Rick Herrick, author of The Case Against Evangelical Christianity, published "I'm Sick of Pastors with Big Mouths," in the Houston Chronicle, March 30, 2008, pp. E1, 5, in which he says that Bible prophets were usually wrong, and preachers are "arrogant" to claim to speak for God.
My reply, which I sent to the Chronicle:
Rick Herrick has Bible problems. He only believes select parts of it, and does not understand Bible prophecy.
Take his hyperbolic conclusion that the Prophets "were wrong with most of their predictions." He adduces the example of Isaiah 19, in which Egypt is to be conquered, and "the Egyptians shall serve with the Assyrians" (v. 23). Indeed, Assyria was conquered and incorporated into Babylon, which later joined Persia, and eventually conquered Egypt. Then Alexander's conquests led to the founding of Alexandria, the size and splendor of which was second only to Rome, and in which the Jews prospered and multiplied.
Were that not fulfillment enough, the culmination of the submission of the Nations awaits the coming of the Messiah, to orthodox Christians his "Second Coming," to establish his Kingdom on Earth.
This Millennial Kingdom ought not be confused, as is Herrick, with the Kingdom of God (in Matthew, "heaven") foretold in the Gospels and Epistles. Jesus told his interrogators that the kingdom of which He spoke was "not of this world" (John 18:36). His kingdom was already unfolding, as in the parables of Matthew 13 (mustard seed, leaven, hidden treasure, pearl of great price), and was already "in the midst" (Luke 17:21) of those who believed.
Christ's kingdom came to fruition with the promised outpouring of the Holy Spirit, which Jesus had said "dwells with you, and shall be in you" (John 14:17), and was inaugurated at Pentecost (Acts 2).
Bible prophecy is a glass half full -- not mostly empty, as Herrick purports. Given the supernatural, it can all come true; to deniers, it is all personal opinion.
The Old Testament prophet whose prophecies did not come true was to be killed. In this Age of Grace, thankfully, "all" who are spiritual "may prophesy one by one" and "let the others judge," while recognizing that "the spirits of the prophets are subject to the prophets" (1 Corinthians 14:29, 31, 32).

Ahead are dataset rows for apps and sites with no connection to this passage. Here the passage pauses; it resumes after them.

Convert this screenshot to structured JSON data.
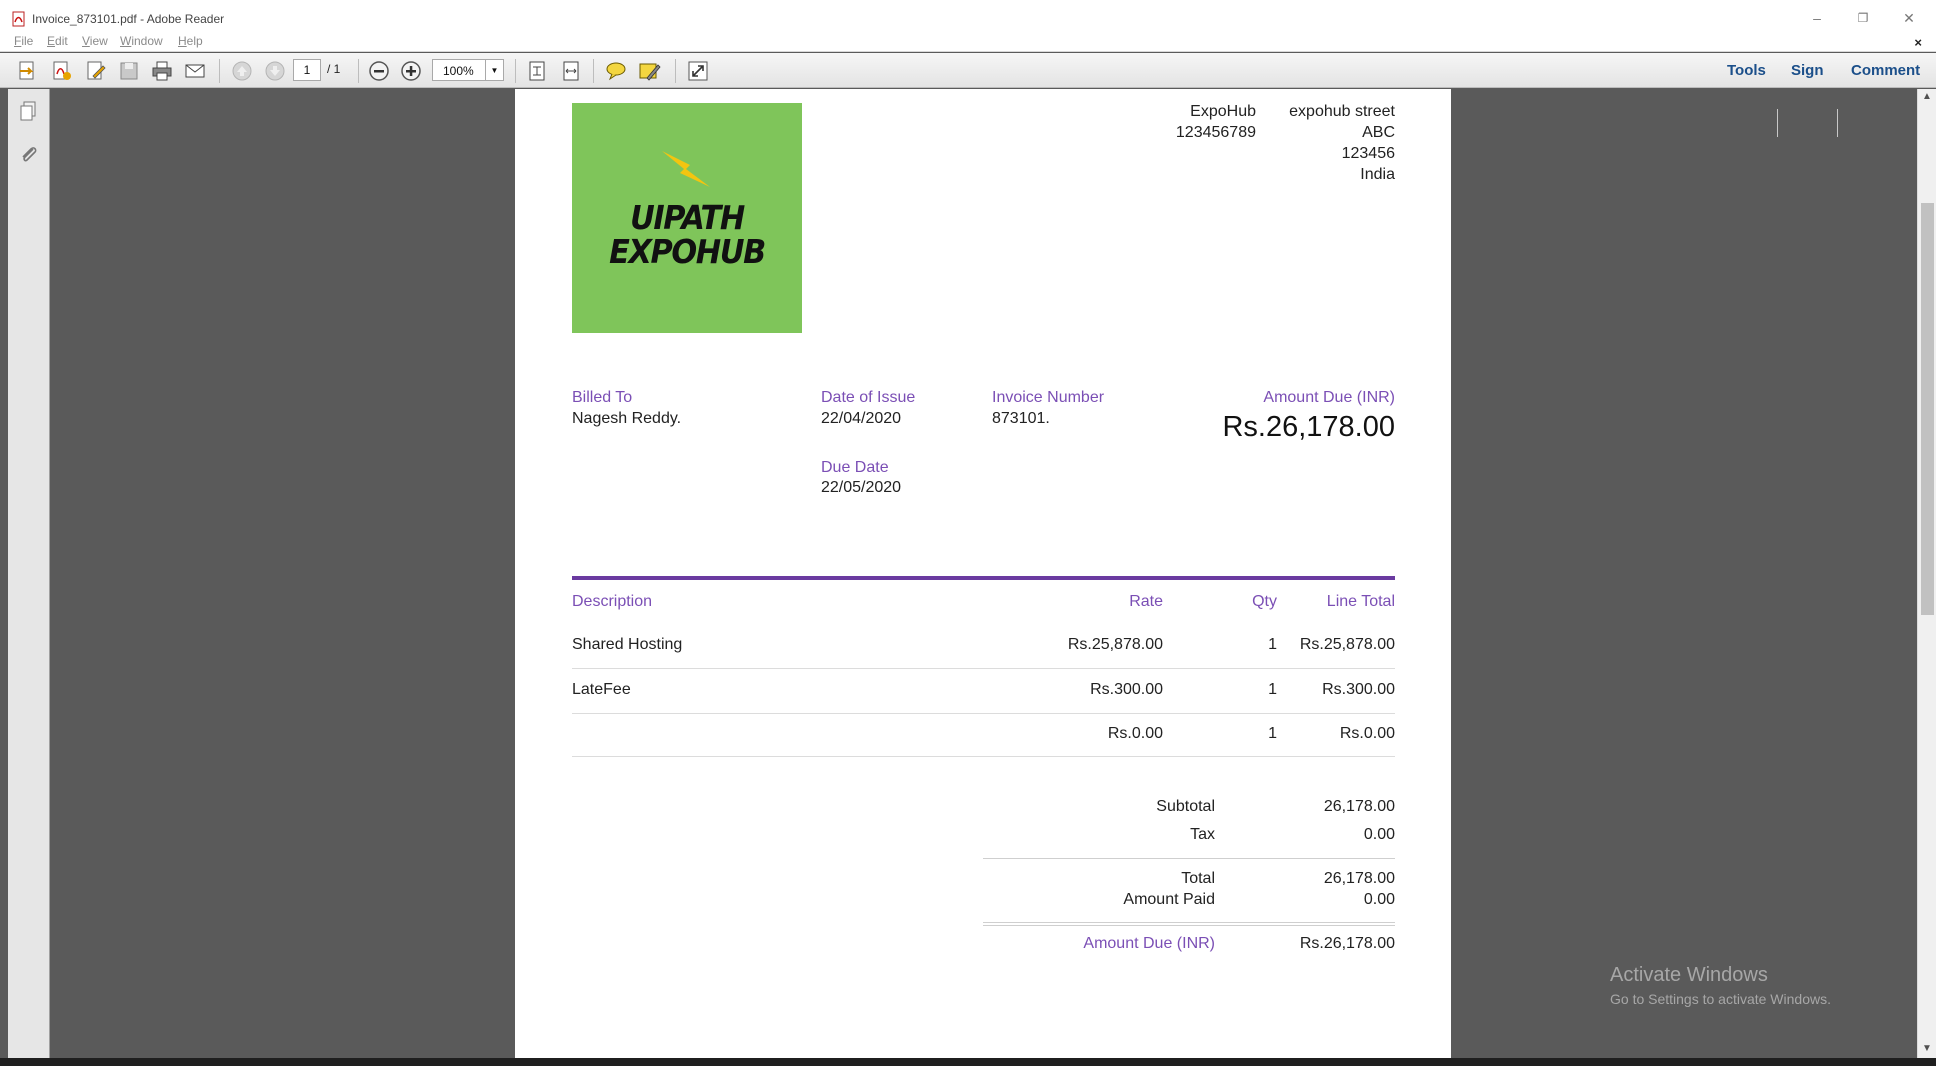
{
  "window": {
    "title": "Invoice_873101.pdf - Adobe Reader",
    "minimize_glyph": "–",
    "restore_glyph": "❐",
    "close_glyph": "✕",
    "doc_close_glyph": "×"
  },
  "menubar": {
    "items": [
      {
        "first": "F",
        "rest": "ile"
      },
      {
        "first": "E",
        "rest": "dit"
      },
      {
        "first": "V",
        "rest": "iew"
      },
      {
        "first": "W",
        "rest": "indow"
      },
      {
        "first": "H",
        "rest": "elp"
      }
    ]
  },
  "toolbar": {
    "current_page": "1",
    "total_pages": "/ 1",
    "zoom": "100%",
    "tools_label": "Tools",
    "sign_label": "Sign",
    "comment_label": "Comment"
  },
  "invoice": {
    "logo_lines": [
      "UIPATH",
      "EXPOHUB"
    ],
    "company_name": "ExpoHub",
    "company_phone": "123456789",
    "address": [
      "expohub street",
      "ABC",
      "123456",
      "India"
    ],
    "billed_to_label": "Billed To",
    "billed_to": "Nagesh Reddy.",
    "date_issue_label": "Date of Issue",
    "date_issue": "22/04/2020",
    "due_date_label": "Due Date",
    "due_date": "22/05/2020",
    "invoice_number_label": "Invoice Number",
    "invoice_number": "873101.",
    "amount_due_label": "Amount Due (INR)",
    "amount_due_big": "Rs.26,178.00",
    "columns": {
      "description": "Description",
      "rate": "Rate",
      "qty": "Qty",
      "line_total": "Line Total"
    },
    "rows": [
      {
        "description": "Shared Hosting",
        "rate": "Rs.25,878.00",
        "qty": "1",
        "line_total": "Rs.25,878.00"
      },
      {
        "description": "LateFee",
        "rate": "Rs.300.00",
        "qty": "1",
        "line_total": "Rs.300.00"
      },
      {
        "description": "",
        "rate": "Rs.0.00",
        "qty": "1",
        "line_total": "Rs.0.00"
      }
    ],
    "subtotal_label": "Subtotal",
    "subtotal": "26,178.00",
    "tax_label": "Tax",
    "tax": "0.00",
    "total_label": "Total",
    "total": "26,178.00",
    "amount_paid_label": "Amount Paid",
    "amount_paid": "0.00",
    "amount_due_footer_label": "Amount Due (INR)",
    "amount_due_footer": "Rs.26,178.00"
  },
  "watermark": {
    "title": "Activate Windows",
    "subtitle": "Go to Settings to activate Windows."
  },
  "colors": {
    "accent_purple": "#7b4fb5",
    "logo_green": "#7fc55a",
    "link_blue": "#1b4f8a"
  }
}
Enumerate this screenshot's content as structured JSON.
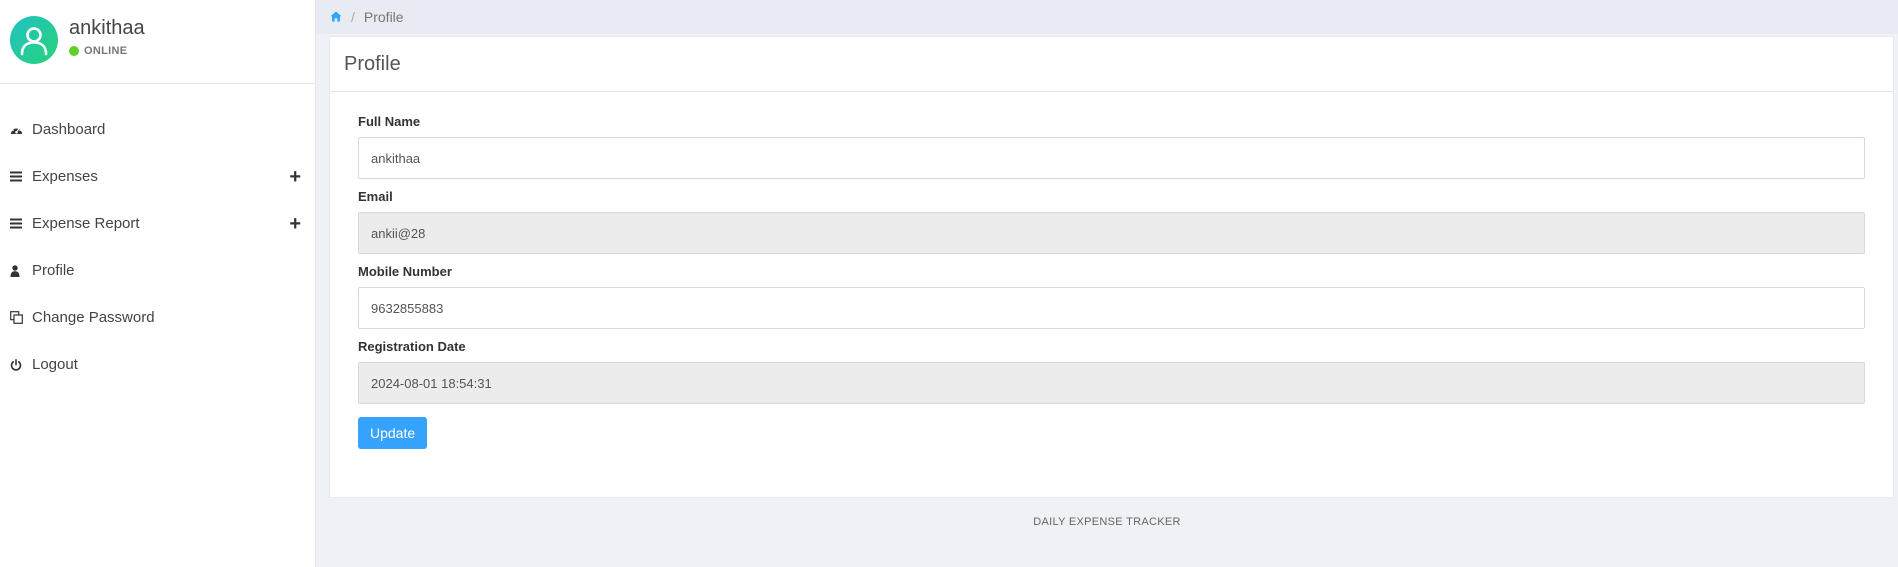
{
  "user": {
    "name": "ankithaa",
    "status": "ONLINE"
  },
  "sidebar": {
    "items": [
      {
        "label": "Dashboard",
        "icon": "dashboard-icon",
        "expandable": false
      },
      {
        "label": "Expenses",
        "icon": "list-icon",
        "expandable": true
      },
      {
        "label": "Expense Report",
        "icon": "list-icon",
        "expandable": true
      },
      {
        "label": "Profile",
        "icon": "user-icon",
        "expandable": false
      },
      {
        "label": "Change Password",
        "icon": "copy-icon",
        "expandable": false
      },
      {
        "label": "Logout",
        "icon": "power-icon",
        "expandable": false
      }
    ]
  },
  "breadcrumb": {
    "home_icon": "home-icon",
    "current": "Profile"
  },
  "card": {
    "title": "Profile"
  },
  "form": {
    "full_name": {
      "label": "Full Name",
      "value": "ankithaa"
    },
    "email": {
      "label": "Email",
      "value": "ankii@28"
    },
    "mobile": {
      "label": "Mobile Number",
      "value": "9632855883"
    },
    "registration_date": {
      "label": "Registration Date",
      "value": "2024-08-01 18:54:31"
    },
    "update_label": "Update"
  },
  "footer": {
    "text": "DAILY EXPENSE TRACKER"
  },
  "colors": {
    "accent": "#36a3ff",
    "online": "#5fd12a",
    "avatar_gradient_start": "#22c1c3",
    "avatar_gradient_end": "#27d37a"
  }
}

One who errs may rightfully be corrected, if honestly mistaken, and censured if malicious -- but no one needs to die.
--Rev. Paul Hughes, M.Div., author of Christ in Us: the Exalted Christ and the Indwelling of the Holy Spirit (2006).